Inside his pooja ghar was a picture of Johann Sebastian Bach, the western classical composer whom he invoked along with Saraswati. And by 1992, his quest became his profession when he launched Sabrang, an organisation that "demystifies the classical arts". Or more simply, "a floating university that attempts to make up for the lapses in our education system. For, in 1947 when India achieved freedom...as birthright, it included seven classical dance forms and three forms of classical music. Had the i&b bureau or even the ministry of culture created an audience base for the arts, Manipuri dance, dhrupad dhamar and the intricacies of Tyagaraja would have become like mother’s milk to us. Instead, today the north Indian doesn’t listen to Carnatic music, the Rajasthani doesn’t listen to Rabindrasangeet. Indians now settle for Madonna and Michael Jackson when we should know and understand Bhimsen Joshi and Bach, Kathak and Kathakali as well. If algebra can be made accessible to us by gradual initiation, why can’t the education system initiate us into classical dance and music, sculpture and painting, architecture and mythology?" asks an agitated Parag.

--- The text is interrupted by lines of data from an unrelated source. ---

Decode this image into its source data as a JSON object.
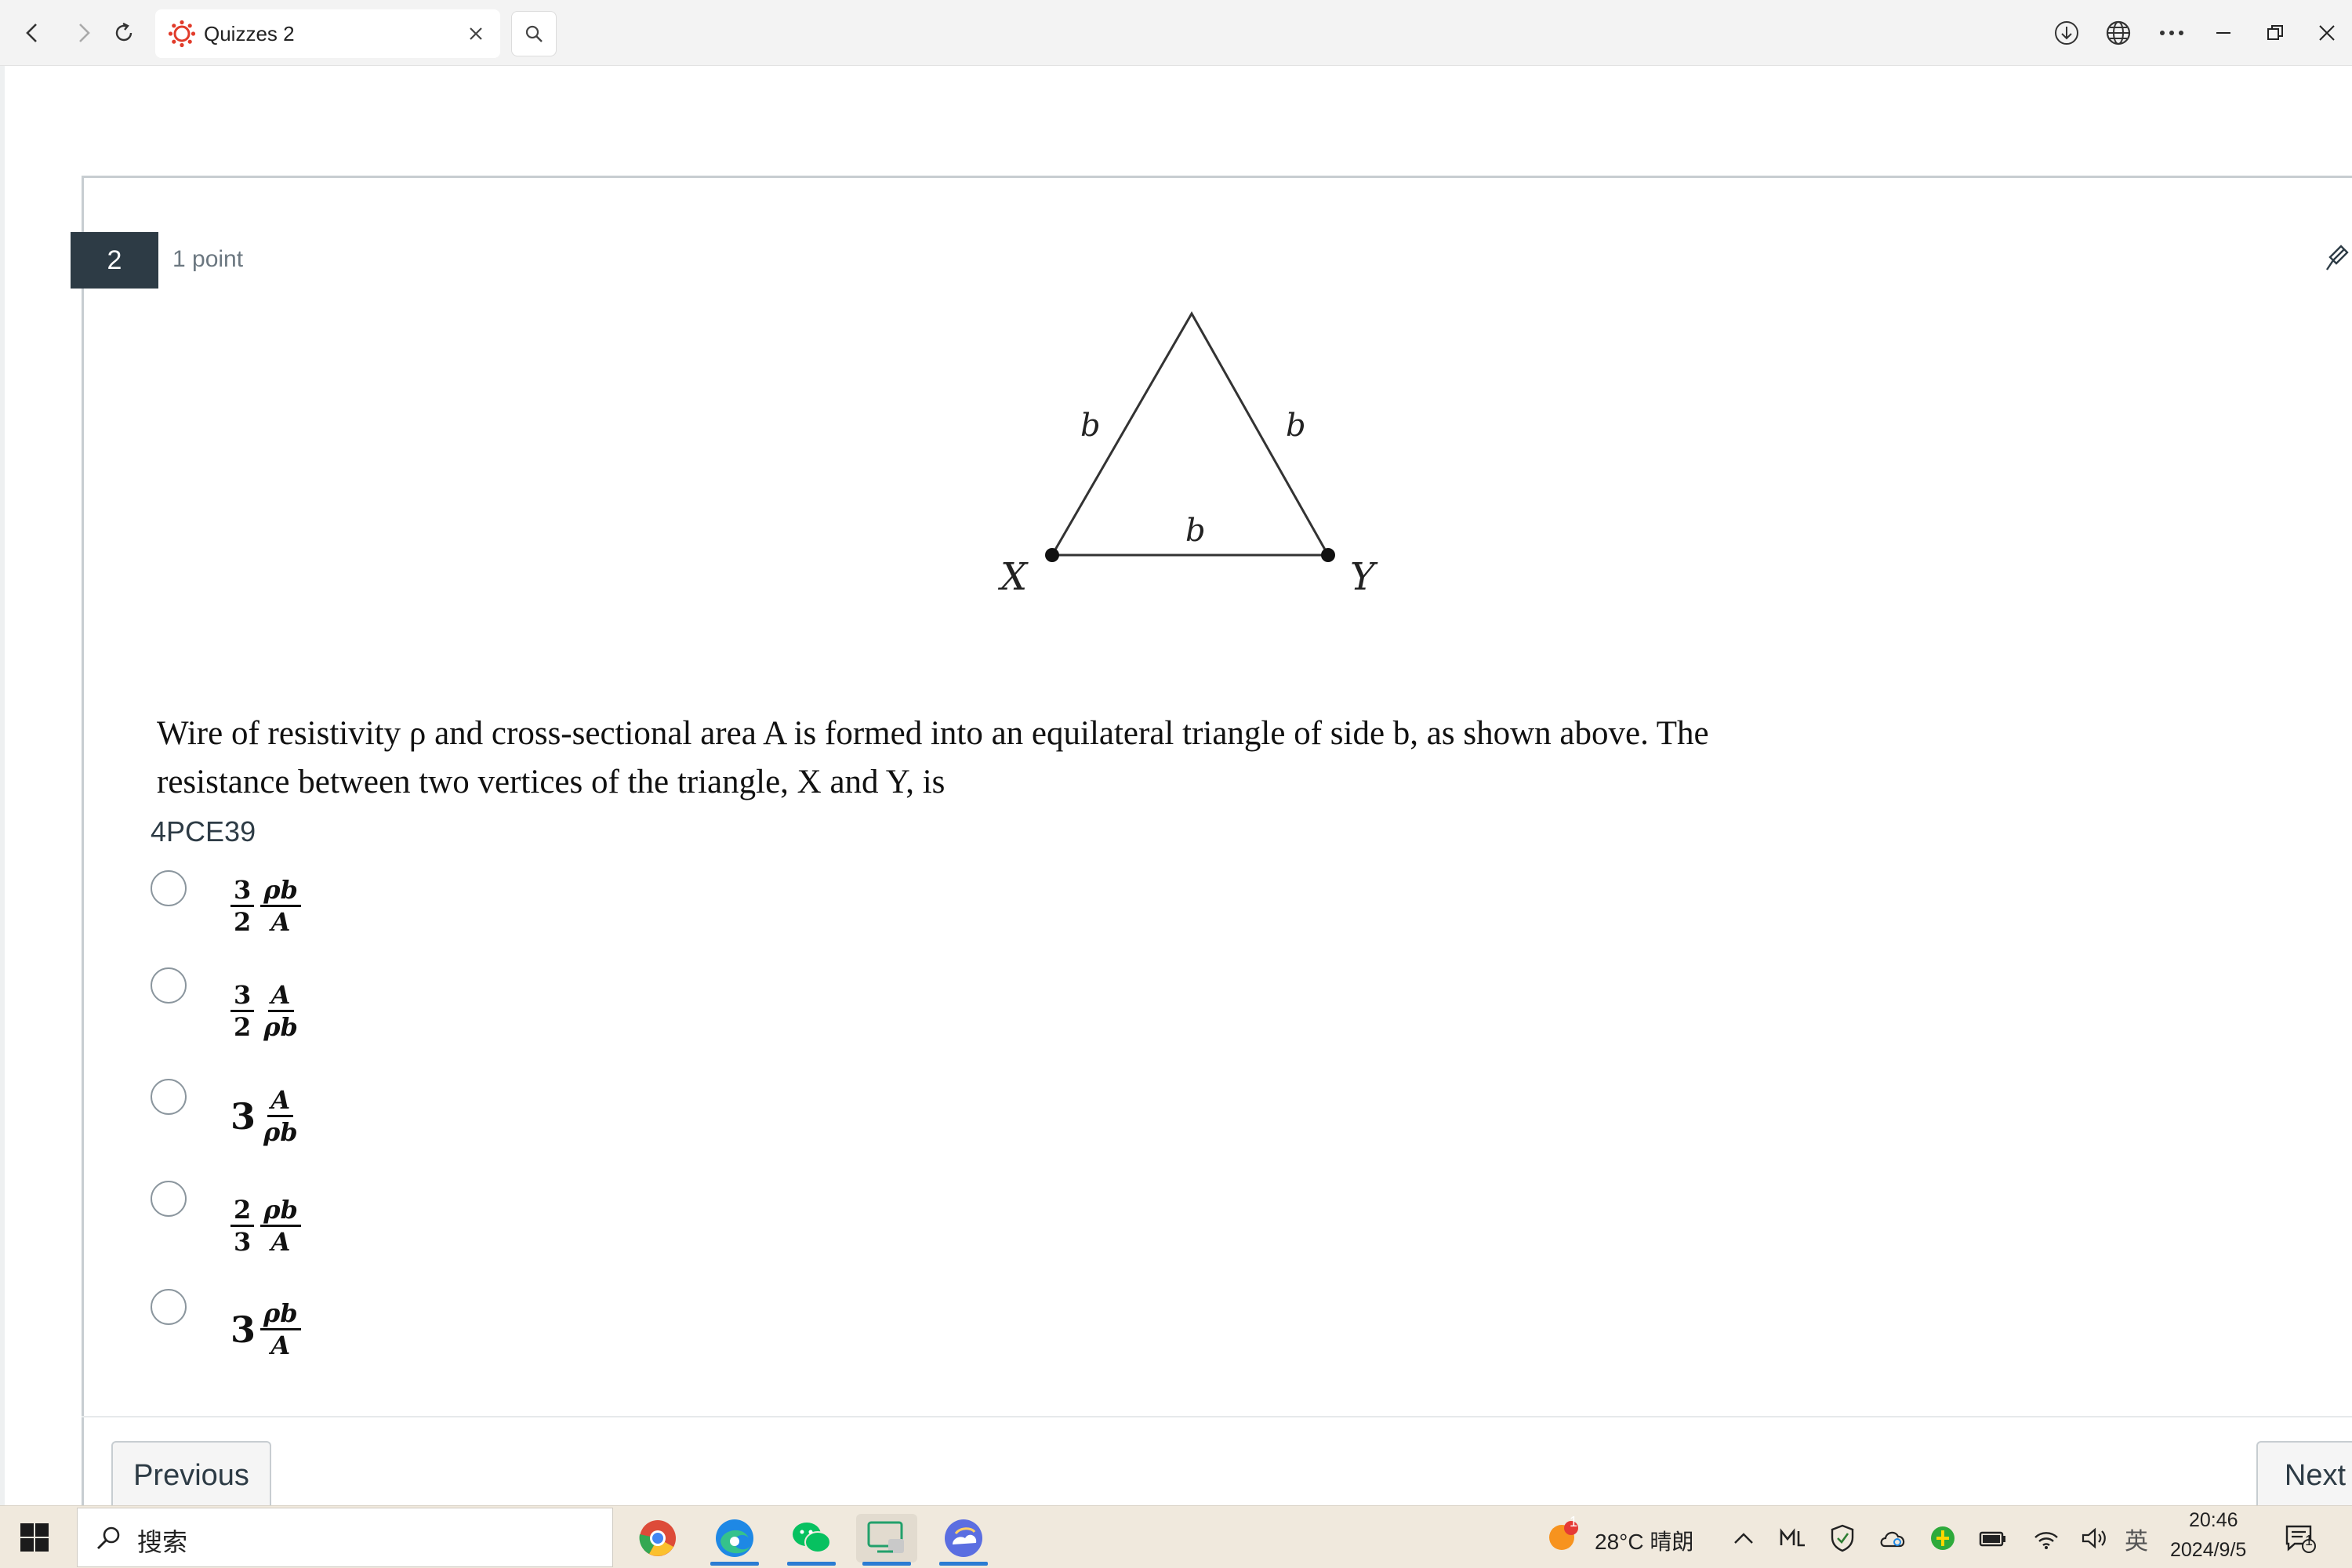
{
  "browser": {
    "tab_title": "Quizzes 2",
    "icons": [
      "back-icon",
      "forward-icon",
      "refresh-icon",
      "search-icon",
      "download-icon",
      "globe-icon",
      "more-icon",
      "minimize-icon",
      "restore-icon",
      "close-icon"
    ]
  },
  "question": {
    "number": "2",
    "points": "1 point",
    "text_line1": "Wire of resistivity ρ and cross-sectional area A is formed into an equilateral triangle of side b, as shown above. The",
    "text_line2": "resistance between two vertices of the triangle, X and Y, is",
    "code": "4PCE39",
    "figure": {
      "side_label": "b",
      "vertex_left": "X",
      "vertex_right": "Y"
    },
    "options": [
      {
        "coef_num": "3",
        "coef_den": "2",
        "num": "ρb",
        "den": "A"
      },
      {
        "coef_num": "3",
        "coef_den": "2",
        "num": "A",
        "den": "ρb"
      },
      {
        "coef": "3",
        "num": "A",
        "den": "ρb"
      },
      {
        "coef_num": "2",
        "coef_den": "3",
        "num": "ρb",
        "den": "A"
      },
      {
        "coef": "3",
        "num": "ρb",
        "den": "A"
      }
    ]
  },
  "navigation": {
    "previous": "Previous",
    "next": "Next"
  },
  "taskbar": {
    "search_placeholder": "搜索",
    "weather": "28°C  晴朗",
    "weather_badge": "1",
    "ime": "英",
    "time": "20:46",
    "date": "2024/9/5",
    "notification_count": "1"
  }
}
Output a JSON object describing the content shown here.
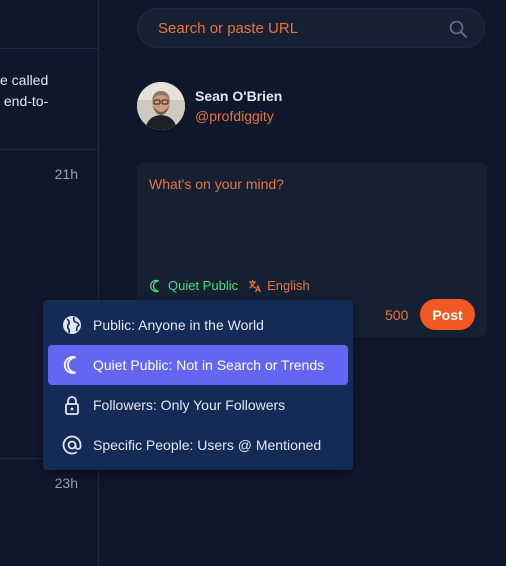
{
  "left_feed": {
    "snippet_lines": [
      "e called",
      " end-to-"
    ],
    "timestamps": [
      "21h",
      "23h"
    ]
  },
  "search": {
    "placeholder": "Search or paste URL"
  },
  "profile": {
    "name": "Sean O'Brien",
    "handle": "@profdiggity"
  },
  "composer": {
    "placeholder": "What's on your mind?",
    "visibility_label": "Quiet Public",
    "language_label": "English",
    "char_remaining": "500",
    "post_label": "Post"
  },
  "visibility_menu": {
    "items": [
      {
        "label": "Public: Anyone in the World",
        "icon": "globe-icon"
      },
      {
        "label": "Quiet Public: Not in Search or Trends",
        "icon": "moon-icon",
        "selected": true
      },
      {
        "label": "Followers: Only Your Followers",
        "icon": "lock-icon"
      },
      {
        "label": "Specific People: Users @ Mentioned",
        "icon": "at-icon"
      }
    ]
  },
  "colors": {
    "background": "#0f172b",
    "accent": "#e8743b",
    "post": "#f05a22",
    "selected": "#6366f1",
    "quiet": "#4ade80"
  }
}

"Bridging this unholy gap is my dream," he adds. "Many of us educated Indians are familiar with what goes on in Manhattan and Mayfair. But we can’t name five ragas nor do we possess the faculties to identify five symphonies." That’s where Sabrang steps in—helping to turn lay audiences into knowledgeable rasiks, on whose appreciative nods and applause every classical performer depends. For potential rasiks, who fear those pedantic lectures, Sabrang has a surprise in store. Helping you discover Neil Diamond in Mozart, Pavarotti as a precursor to Elvis and the Beatles as a ready reckoner of Bach, the listening sessions are packed with contemporary connections to the classical. And the adbhut part about all this is that Parag is a self-taught "amateur musicologist". But he still effectively conveys the grand spirit, metaphors and meanings of the classical with some lively dialogue and incisive repartee. Speaking in a cross-cultural patois of Bindi (Bombay Hindi), Marathi, Tamil, Bengali, Urdu, German, Italian and French, the sessions become meaningful to people no matter what their background and degree of familiarity. Using his brand of inoffensive tapori talk, he manages to fix a frame on the zeitgeist of the baroque, classical and Romantic periods. Parag strives to bring alive not just their music, painting and architecture, but also such issues like the relationship between church and state and scientific discoveries. All this is interspersed with explanations on the differences and similarities between the Indian and western paradigms. And suddenly the inaccessible vocabulary of symphonies, concerti, allegros and adagios reveal themselves to everyday people in jeans, salwar or saris. Beethoven, at last, belongs as much to them as other exalted audiences in black ties and ballgowns.